Grapevine anatomy as a possible determinant of isohydric or anisohydric behavior Academic Article uri icon

abstract

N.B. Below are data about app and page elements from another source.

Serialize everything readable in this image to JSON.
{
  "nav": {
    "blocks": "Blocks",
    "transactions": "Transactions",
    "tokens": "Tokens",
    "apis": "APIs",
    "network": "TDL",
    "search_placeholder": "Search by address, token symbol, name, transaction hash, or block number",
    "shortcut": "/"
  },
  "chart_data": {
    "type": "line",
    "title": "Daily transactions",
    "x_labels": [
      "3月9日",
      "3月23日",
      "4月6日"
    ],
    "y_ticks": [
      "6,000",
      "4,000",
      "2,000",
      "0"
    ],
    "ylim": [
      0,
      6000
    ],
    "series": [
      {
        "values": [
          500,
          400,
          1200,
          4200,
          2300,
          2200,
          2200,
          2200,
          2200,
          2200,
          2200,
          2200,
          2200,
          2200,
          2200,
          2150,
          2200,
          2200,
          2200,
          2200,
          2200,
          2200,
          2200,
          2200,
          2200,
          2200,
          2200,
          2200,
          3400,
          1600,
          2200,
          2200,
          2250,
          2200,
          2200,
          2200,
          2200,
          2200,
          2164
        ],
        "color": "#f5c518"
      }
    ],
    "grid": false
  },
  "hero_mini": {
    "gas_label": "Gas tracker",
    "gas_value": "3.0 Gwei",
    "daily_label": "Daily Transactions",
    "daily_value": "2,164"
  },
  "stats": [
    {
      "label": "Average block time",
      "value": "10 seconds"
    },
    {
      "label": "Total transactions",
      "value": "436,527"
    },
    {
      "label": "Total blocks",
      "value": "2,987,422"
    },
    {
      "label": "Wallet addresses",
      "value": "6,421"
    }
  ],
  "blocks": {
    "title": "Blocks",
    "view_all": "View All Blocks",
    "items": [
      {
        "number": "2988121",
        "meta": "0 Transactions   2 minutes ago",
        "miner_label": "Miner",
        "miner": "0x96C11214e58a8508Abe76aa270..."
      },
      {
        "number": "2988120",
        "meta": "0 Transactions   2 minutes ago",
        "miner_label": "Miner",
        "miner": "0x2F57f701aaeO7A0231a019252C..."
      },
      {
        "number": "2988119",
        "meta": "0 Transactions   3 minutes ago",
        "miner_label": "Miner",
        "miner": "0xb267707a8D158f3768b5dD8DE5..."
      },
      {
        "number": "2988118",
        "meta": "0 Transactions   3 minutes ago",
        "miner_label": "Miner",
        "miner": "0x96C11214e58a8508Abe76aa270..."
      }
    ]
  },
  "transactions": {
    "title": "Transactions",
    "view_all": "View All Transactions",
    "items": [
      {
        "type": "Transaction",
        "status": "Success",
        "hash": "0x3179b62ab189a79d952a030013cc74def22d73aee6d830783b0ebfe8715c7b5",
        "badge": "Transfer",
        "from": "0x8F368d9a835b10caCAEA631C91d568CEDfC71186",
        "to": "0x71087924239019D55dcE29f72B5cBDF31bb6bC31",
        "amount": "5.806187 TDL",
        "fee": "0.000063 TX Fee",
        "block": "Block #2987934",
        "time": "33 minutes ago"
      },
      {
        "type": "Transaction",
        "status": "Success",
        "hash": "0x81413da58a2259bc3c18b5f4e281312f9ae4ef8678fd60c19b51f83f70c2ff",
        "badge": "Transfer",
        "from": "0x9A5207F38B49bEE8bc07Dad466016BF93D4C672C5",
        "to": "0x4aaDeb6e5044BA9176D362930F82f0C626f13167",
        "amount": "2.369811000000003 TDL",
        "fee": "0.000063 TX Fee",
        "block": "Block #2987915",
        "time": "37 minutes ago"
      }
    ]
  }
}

  • Isohydric plants maintain constant water potential through rapid stomatal closure, whereas anisohydric plants only close their stomata at very low water potentials. However, distinctions between isohydric and anisohydric behaviors among different cultivars of the same species are unclear. This study compared the physiological response to prolonged drought stress in the isohydric Grenache and the anisohydric Shiraz cultivars of the Vitis vinifera species. Plants were exposed to 60-day periods of deficit irrigation (25% of plant water consumption under well-watered conditions) during the summers of 2011 and 2012. Physiological measurements, water potential, leaf gas exchange, canopy area, leaf senescence, stem characteristics, and morphological characteristics were analyzed. Stomatal conductance was consistently lower in Grenache than in Shiraz at all values of midday stem and predawn leaf water potentials, respectively. The Shiraz plants exhibited greater vegetative growth and less defoliation than the Grenache plants in response to water deficit. Anatomical architecture analyses revealed that Grenache plants had greater xylem vessel diameter, hydraulic conductivity, and stomatal density than the Shiraz plants. These results suggest isohydric and anisohydric behaviors may be well-defined, time-regulated responses rather than distinct mechanisms that plants use to cope with drought stress. The rapid response to water deficit exhibited by isohydric plants may be because they are more vulnerable to fatal xylem embolisms than anisohydric plants. Thus, the accelerated response allows isohydric plants to avoid drought stress and minimize risk of xylem cavitation, but may lower the plant’s ability to survive moderate stress of prolonged drought.

publication date

  • January 1, 2015